By Sid Salter • Perspective Editor
By about a 2-to-1 ratio, Americans consume more petroleum products than we produce. Over the last 60 years, oil consumption and net oil importation in the U.S. has increased while U.S. oil production has decreased.
The U.S. Energy Information Administration reports that the U.S. imports 57 percent of the nation's "crude oil and refined petroleum products." More to the point, EIA confirms that half the imports come from the Western Hemisphere.
As the nation digests the ramifications of yet another terrorist attempt to harm Americans from an apparent Muslim extremist, it's also germane to note that EIA reports that some 20 percent of "U.S. imports of crude oil and petroleum products come from the majority Muslim countries of Bahrain, Iraq, Kuwait, Qatar, Saudi Arabia, and United Arab Emirates."
The fight over offshore drilling isn't about the price of oil. Whether we buy the oil from that Venezuela's socialist dictator Hugo Chavez or from our "friends" in the United Arab Emirates or from the Canadians, the price is going to be about the same.
If we drill for oil in the Gulf of Mexico, off the coast of Virginia or on the northern coastline of Alaska, the price of oil per barrel is going to be about the same. Oil is a commodity like sugar or coffee or pork bellies and the markets - which don't care about borders or philosophies - set the prices.
"To drill or not to drill" is neither bad Shakespeare nor a cogent question about the future of energy consumption in the U.S. Despite the fact that the Deepwater Horizon oil spill has provided environmentalists a bully pulpit to preach against any future offshore drilling, those sermons ignore some hard realities.
In the future - until a more viable source of energy is found and incorporated into the daily operations of our vehicles, our homes and our businesses - the question about energy won't be "how much does it cost?" but "can we get it?"
While markets control the price of petroleum, governments like Iran, Russia, China, India and others can strongly manipulate the supply of oil for political advantage.
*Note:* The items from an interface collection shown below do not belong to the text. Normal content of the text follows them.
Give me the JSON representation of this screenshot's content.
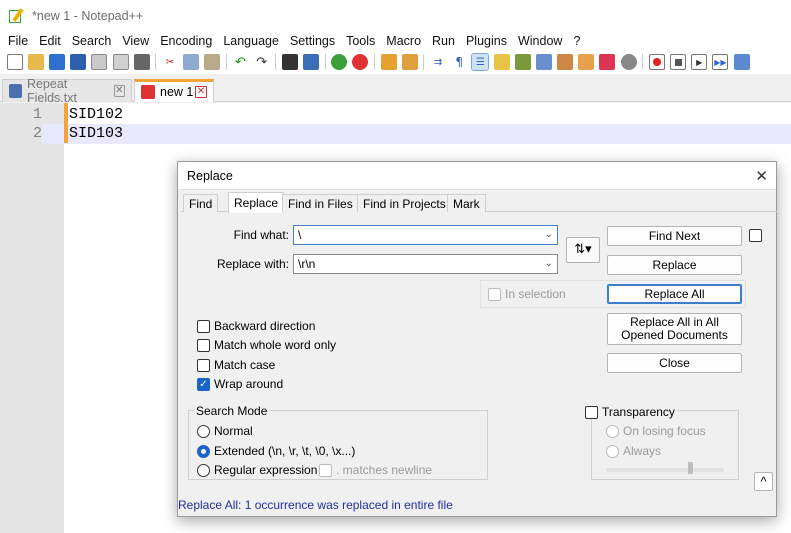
{
  "window": {
    "title": "*new 1 - Notepad++"
  },
  "menu": [
    "File",
    "Edit",
    "Search",
    "View",
    "Encoding",
    "Language",
    "Settings",
    "Tools",
    "Macro",
    "Run",
    "Plugins",
    "Window",
    "?"
  ],
  "tabs": [
    {
      "label": "Repeat Fields.txt",
      "active": false
    },
    {
      "label": "new 1",
      "active": true
    }
  ],
  "editor": {
    "lines": [
      {
        "num": "1",
        "text": "SID102"
      },
      {
        "num": "2",
        "text": "SID103"
      }
    ]
  },
  "dialog": {
    "title": "Replace",
    "close_icon": "✕",
    "tabs": [
      "Find",
      "Replace",
      "Find in Files",
      "Find in Projects",
      "Mark"
    ],
    "active_tab": "Replace",
    "find_what_label": "Find what:",
    "find_what_value": "\\",
    "replace_with_label": "Replace with:",
    "replace_with_value": "\\r\\n",
    "swap_label": "⇅▾",
    "buttons": {
      "find_next": "Find Next",
      "replace": "Replace",
      "replace_all": "Replace All",
      "replace_all_opened": "Replace All in All Opened Documents",
      "close": "Close"
    },
    "in_selection": "In selection",
    "options": [
      {
        "label": "Backward direction",
        "checked": false
      },
      {
        "label": "Match whole word only",
        "checked": false
      },
      {
        "label": "Match case",
        "checked": false
      },
      {
        "label": "Wrap around",
        "checked": true
      }
    ],
    "search_mode": {
      "title": "Search Mode",
      "modes": [
        {
          "label": "Normal",
          "selected": false
        },
        {
          "label": "Extended (\\n, \\r, \\t, \\0, \\x...)",
          "selected": true
        },
        {
          "label": "Regular expression",
          "selected": false
        }
      ],
      "matches_newline": ". matches newline"
    },
    "transparency": {
      "title": "Transparency",
      "on_losing_focus": "On losing focus",
      "always": "Always"
    },
    "up_button": "^",
    "status": "Replace All: 1 occurrence was replaced in entire file"
  }
}
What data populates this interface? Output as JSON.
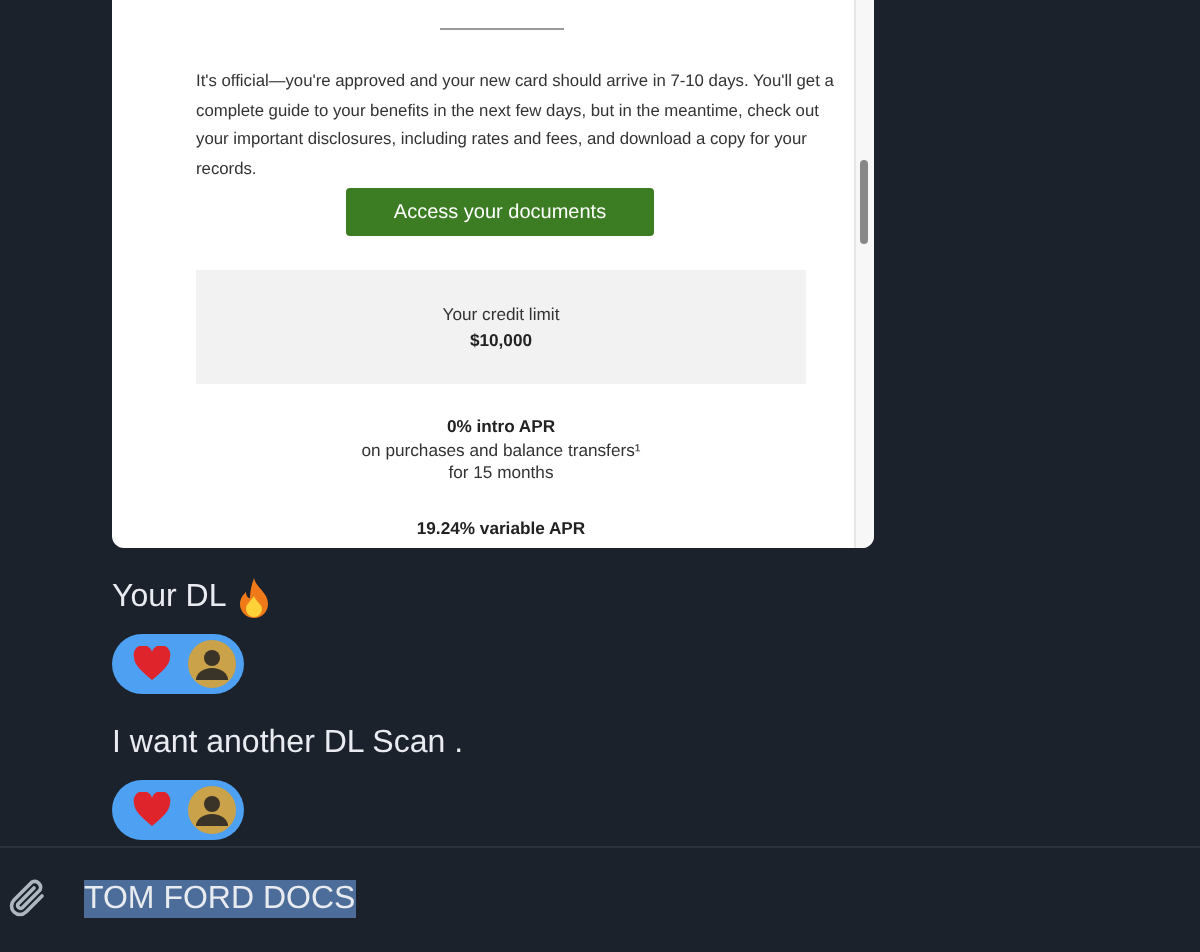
{
  "email_preview": {
    "paragraph": "It's official—you're approved and your new card should arrive in 7-10 days. You'll get a complete guide to your benefits in the next few days, but in the meantime, check out your important disclosures, including rates and fees, and download a copy for your records.",
    "button": "Access your documents",
    "credit_limit": {
      "label": "Your credit limit",
      "value": "$10,000"
    },
    "offers": [
      {
        "title": "0% intro APR",
        "lines": [
          "on purchases and balance transfers¹",
          "for 15 months"
        ]
      },
      {
        "title": "19.24% variable APR"
      }
    ]
  },
  "messages": [
    {
      "text": "Your DL",
      "fire": true,
      "reactions": [
        {
          "kind": "heart"
        },
        {
          "kind": "avatar"
        }
      ]
    },
    {
      "text": "I want another DL Scan .",
      "reactions": [
        {
          "kind": "heart"
        },
        {
          "kind": "avatar"
        }
      ]
    }
  ],
  "composer": {
    "value": "TOM FORD DOCS",
    "selected": true
  }
}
America will likely never be totally independent of the need for and use of foreign oil. Neither will America be in the position of choosing the whim of not continuing to drill for the oil near and within our own borders. Doing so would contradict the basic laws of supply and demand.
What the U.S. - and to a lesser extent Mississippi - can do is to require oil companies and the drilling contractors they employ to utilize the best technology available to reduce the chances of repeating another Deepwater Horizon-type spill.
The oil companies should be, must be held accountable for the damage they've done. But those who extrapolate this spill into retreating from the offshore drilling plan President Obama unveiled less than a month ago are ignoring this nation's energy security - as they do when they seek to impede or ban the use of nuclear power.
But nothing short of a 180 degree turnaround from current U.S. energy consumption rates is going to change the need to hunt, find and drill for all the oil that the U.S. can find.
Here's the math. World oil production is about 85 million barrels per day (BPD). U.S. oil consumption is 21 million BPD, of which 14.7 million BPD is consumed by U.S. transportation costs. We'll keep drilling as long as those numbers stay the same or are increasing. Bank on it.
Contact Perspective Editor Sid Salter at (601) 961-7084 or e-mail email@example.com. Visit his blog at clarionledger.com. His talk radio show, On Deadline with Sid Salter, is broadcast on the SuperTalk Mississippi network.